Exercise details ->
Search the data for the string "JSON" and gather each line it is in.

[Collection entries]
※

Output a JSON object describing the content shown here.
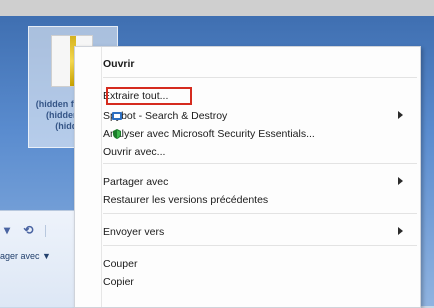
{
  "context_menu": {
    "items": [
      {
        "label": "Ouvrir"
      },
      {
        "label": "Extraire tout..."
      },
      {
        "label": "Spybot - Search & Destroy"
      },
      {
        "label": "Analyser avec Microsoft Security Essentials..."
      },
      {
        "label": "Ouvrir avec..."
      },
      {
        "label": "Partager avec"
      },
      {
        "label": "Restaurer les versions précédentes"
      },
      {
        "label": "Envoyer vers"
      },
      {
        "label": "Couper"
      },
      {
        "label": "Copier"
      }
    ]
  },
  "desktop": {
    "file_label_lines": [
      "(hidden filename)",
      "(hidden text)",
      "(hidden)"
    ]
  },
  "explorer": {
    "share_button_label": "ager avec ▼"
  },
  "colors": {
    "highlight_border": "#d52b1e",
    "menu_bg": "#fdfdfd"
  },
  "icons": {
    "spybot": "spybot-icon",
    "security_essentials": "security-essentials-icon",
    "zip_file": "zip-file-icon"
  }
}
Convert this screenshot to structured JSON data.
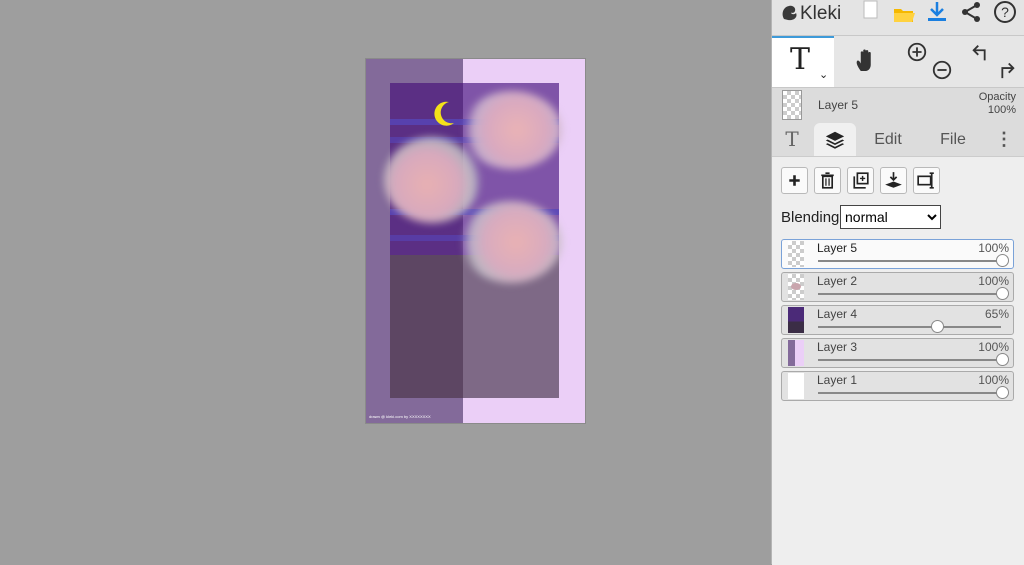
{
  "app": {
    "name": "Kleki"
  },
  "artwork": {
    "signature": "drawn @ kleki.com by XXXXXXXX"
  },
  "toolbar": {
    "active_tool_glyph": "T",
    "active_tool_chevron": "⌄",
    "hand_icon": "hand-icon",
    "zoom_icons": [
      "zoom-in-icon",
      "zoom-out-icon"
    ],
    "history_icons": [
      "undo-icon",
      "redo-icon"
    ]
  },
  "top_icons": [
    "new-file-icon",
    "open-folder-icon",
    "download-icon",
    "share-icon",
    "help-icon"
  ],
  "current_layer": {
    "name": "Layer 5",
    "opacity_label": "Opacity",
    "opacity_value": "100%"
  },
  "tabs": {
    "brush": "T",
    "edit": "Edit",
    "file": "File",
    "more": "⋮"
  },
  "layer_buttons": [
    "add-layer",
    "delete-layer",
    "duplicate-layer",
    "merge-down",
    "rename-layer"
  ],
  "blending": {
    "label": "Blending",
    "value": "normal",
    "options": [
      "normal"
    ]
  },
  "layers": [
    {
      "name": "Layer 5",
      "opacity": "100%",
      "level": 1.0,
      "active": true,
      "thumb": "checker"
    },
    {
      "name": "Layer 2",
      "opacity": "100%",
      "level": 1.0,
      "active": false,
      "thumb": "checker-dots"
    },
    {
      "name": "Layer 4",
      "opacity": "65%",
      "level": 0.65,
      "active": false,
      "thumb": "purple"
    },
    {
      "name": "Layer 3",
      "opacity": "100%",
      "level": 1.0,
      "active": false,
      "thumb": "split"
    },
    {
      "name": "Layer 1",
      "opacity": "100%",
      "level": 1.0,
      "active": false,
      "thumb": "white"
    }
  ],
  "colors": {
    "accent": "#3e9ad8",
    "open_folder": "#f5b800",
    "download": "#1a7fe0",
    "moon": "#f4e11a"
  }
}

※

Expected answer ->
Output a JSON object describing the content shown here.
Convert this screenshot to structured JSON data.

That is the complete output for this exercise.